The ending Sturges slapped on the picture had its genesis in a couple of lines from the book where the British secret agent explained that Russian airplanes had come to the Arctic in the guise of helping the rescue but in reality looking for the film from the satellite. All the stuff about the new type of camera being stolen by the Russians and of film containing sensitive information about American missile sites needing to be recovered had come from the book. In the MacLean version, the traitor would dump the film out into the sea via the sub’s garbage chute but tagged with a floating device and a yellow marker so it could be picked up by a Russian vessel.
Instead, Sturges went for some kind of direct confrontation with the Russians, a shoot-out on the ice. It seemed a mighty odd decision, given the opportunities in 70mm Cinerama for a full-scale panic on board an immobilised submarine drifting to its doom.
In order to make his version work, Sturges had to draft in a squad of marines eventually led by Capt Anders (Jim Brown). The introduction of Russian defector Boris Vaslov (Ernest Borgnine) makes less sense, especially as, snooping around the submarine, he is obviously up to no good, but that might be for sound cinematic reasons since otherwise the traitor would only turn up once the movie reached Zebra and even then would need to come to the fore for some obvious reason.
Interestingly, the screenplay omits one element. Heading the Zebra Arctic operation is the older brother of the British secret agent, giving him a secondary reason for his mission, and the potential for emotional reaction on finding his sibling dead.
Sometimes screenwriters just seem to earn their keep by changing names for no apparent reason. So the book’s Commander Swanson becomes Ferraday (Rock Hudson) and British agent Dr Carpenter is renamed David Jones minus medical degree. All the initial sabotage comes from the fertile mind of the author and long before Tom Clancy, beginning with The Hunt for Red October, invented a brand-new publishing genre concentrating on military detail, MacLean reveals an extraordinary grasp of every detail of a nuclear submarine, the Arctic, the weather and what exactly might go wrong from a fire on board or should the vessel lose speed.
Neither would you recognise Rock Hudson in MacLean’s description of the submarine commander as “short, plump…(and) a pink cherubic face.” MacLean’s British agent is less arrogant and acerbic, keeps much more to himself, revealing his character at appropriate moments spaced through the book, than does the film’s David Jones. That Dr Carpenter, the narrator, knows massive amounts about everything means that he does not need to showboat like the filmic David Jones to prove he is in charge.

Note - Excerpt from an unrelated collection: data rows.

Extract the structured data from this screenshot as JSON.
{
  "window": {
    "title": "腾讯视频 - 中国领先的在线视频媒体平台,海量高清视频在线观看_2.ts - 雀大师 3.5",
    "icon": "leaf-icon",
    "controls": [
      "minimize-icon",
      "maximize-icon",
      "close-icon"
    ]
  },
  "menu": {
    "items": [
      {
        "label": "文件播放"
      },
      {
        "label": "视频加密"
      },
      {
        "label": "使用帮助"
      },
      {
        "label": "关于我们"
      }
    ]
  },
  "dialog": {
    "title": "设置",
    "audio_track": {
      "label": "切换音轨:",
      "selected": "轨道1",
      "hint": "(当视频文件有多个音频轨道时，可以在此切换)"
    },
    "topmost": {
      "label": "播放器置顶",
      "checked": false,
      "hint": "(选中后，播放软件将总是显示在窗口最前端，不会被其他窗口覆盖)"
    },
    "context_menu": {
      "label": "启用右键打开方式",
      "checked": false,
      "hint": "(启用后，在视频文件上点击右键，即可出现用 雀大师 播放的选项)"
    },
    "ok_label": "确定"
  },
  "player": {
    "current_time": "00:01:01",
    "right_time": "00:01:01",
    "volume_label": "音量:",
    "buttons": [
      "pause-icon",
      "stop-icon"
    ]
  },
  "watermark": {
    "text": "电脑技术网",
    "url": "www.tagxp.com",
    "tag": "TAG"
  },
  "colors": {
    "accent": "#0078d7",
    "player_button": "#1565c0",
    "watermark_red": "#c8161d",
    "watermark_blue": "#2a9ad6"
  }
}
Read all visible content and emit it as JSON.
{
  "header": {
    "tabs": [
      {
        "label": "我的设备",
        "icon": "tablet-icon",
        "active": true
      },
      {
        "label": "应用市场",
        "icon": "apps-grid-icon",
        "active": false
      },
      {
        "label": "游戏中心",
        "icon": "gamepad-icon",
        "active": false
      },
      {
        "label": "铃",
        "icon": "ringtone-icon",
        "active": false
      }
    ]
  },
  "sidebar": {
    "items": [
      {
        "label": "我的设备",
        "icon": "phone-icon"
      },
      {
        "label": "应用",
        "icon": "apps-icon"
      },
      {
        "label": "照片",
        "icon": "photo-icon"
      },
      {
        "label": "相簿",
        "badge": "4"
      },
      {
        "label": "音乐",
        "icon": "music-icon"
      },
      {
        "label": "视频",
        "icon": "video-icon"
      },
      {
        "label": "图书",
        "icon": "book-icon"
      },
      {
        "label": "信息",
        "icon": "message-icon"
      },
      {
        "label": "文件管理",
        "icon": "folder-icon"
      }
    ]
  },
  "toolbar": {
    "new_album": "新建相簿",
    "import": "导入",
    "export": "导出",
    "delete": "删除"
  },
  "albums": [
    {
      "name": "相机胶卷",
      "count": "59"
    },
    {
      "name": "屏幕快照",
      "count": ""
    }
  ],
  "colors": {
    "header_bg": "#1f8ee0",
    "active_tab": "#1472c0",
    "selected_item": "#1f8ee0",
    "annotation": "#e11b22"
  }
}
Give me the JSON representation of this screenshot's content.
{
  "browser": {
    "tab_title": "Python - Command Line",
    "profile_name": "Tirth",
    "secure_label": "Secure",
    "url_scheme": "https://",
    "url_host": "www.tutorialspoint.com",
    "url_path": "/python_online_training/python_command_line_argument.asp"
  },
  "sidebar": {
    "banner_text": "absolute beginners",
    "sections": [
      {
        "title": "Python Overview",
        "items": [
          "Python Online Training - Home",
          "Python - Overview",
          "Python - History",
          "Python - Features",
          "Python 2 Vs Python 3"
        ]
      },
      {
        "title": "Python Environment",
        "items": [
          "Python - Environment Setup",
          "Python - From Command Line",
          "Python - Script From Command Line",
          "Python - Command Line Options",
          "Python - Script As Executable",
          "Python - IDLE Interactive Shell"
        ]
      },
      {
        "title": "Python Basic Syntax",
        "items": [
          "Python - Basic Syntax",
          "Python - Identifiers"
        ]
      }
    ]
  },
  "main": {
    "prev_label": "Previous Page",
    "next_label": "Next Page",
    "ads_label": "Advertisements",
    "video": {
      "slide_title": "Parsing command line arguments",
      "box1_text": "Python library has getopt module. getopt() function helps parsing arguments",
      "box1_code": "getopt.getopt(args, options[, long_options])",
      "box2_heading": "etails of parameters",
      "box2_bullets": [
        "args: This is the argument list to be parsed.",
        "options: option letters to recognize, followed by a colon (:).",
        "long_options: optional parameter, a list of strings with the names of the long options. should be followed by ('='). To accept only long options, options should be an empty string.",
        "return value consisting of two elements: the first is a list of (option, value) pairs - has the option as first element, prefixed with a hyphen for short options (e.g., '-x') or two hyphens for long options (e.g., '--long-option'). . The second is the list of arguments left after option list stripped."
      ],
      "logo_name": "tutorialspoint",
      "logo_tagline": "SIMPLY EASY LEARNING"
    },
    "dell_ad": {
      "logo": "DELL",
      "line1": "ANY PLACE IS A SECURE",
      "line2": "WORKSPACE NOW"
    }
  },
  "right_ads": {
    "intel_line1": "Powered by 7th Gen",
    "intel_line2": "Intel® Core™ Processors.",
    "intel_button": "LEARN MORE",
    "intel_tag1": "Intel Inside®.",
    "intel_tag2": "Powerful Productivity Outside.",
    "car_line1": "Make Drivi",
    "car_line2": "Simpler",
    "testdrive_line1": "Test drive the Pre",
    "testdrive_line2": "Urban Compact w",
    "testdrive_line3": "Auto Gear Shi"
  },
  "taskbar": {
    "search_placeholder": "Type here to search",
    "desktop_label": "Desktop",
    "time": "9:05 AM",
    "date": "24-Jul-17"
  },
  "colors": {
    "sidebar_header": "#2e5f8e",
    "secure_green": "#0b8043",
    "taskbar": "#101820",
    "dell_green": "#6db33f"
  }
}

The book is a turbo-charged thrill ride. That the final piece of sabotage and its consequences last nearly 50 pages is proof of MacLean’s skill as a page-turner. Much as I enjoyed the film as it stands, it’s just a shame that Sturges did not follow the author into his astonishing climactic sequences.